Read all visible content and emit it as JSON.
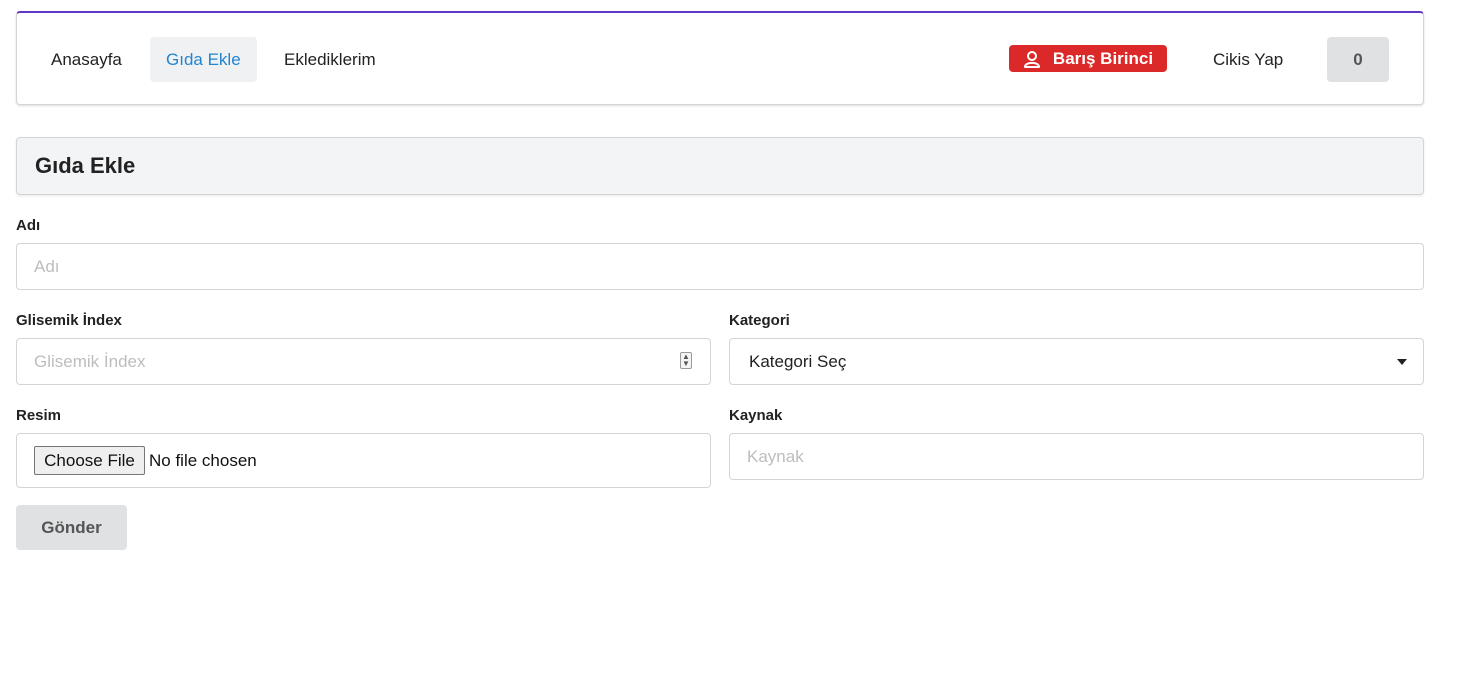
{
  "nav": {
    "items": [
      {
        "label": "Anasayfa"
      },
      {
        "label": "Gıda Ekle"
      },
      {
        "label": "Eklediklerim"
      }
    ],
    "user_name": "Barış Birinci",
    "logout_label": "Cikis Yap",
    "counter": "0"
  },
  "page_title": "Gıda Ekle",
  "form": {
    "name": {
      "label": "Adı",
      "placeholder": "Adı"
    },
    "glycemic": {
      "label": "Glisemik İndex",
      "placeholder": "Glisemik İndex"
    },
    "category": {
      "label": "Kategori",
      "selected": "Kategori Seç"
    },
    "image": {
      "label": "Resim",
      "button": "Choose File",
      "status": "No file chosen"
    },
    "source": {
      "label": "Kaynak",
      "placeholder": "Kaynak"
    },
    "submit_label": "Gönder"
  },
  "colors": {
    "accent_border": "#6435c9",
    "active_link": "#2185d0",
    "user_badge": "#db2828"
  }
}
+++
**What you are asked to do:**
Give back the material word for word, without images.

**Finished task:**
Read all visible content and emit it as JSON.
{
  "nav": {
    "items": [
      {
        "label": "Anasayfa"
      },
      {
        "label": "Gıda Ekle"
      },
      {
        "label": "Eklediklerim"
      }
    ],
    "user_name": "Barış Birinci",
    "logout_label": "Cikis Yap",
    "counter": "0"
  },
  "page_title": "Gıda Ekle",
  "form": {
    "name": {
      "label": "Adı",
      "placeholder": "Adı"
    },
    "glycemic": {
      "label": "Glisemik İndex",
      "placeholder": "Glisemik İndex"
    },
    "category": {
      "label": "Kategori",
      "selected": "Kategori Seç"
    },
    "image": {
      "label": "Resim",
      "button": "Choose File",
      "status": "No file chosen"
    },
    "source": {
      "label": "Kaynak",
      "placeholder": "Kaynak"
    },
    "submit_label": "Gönder"
  },
  "colors": {
    "accent_border": "#6435c9",
    "active_link": "#2185d0",
    "user_badge": "#db2828"
  }
}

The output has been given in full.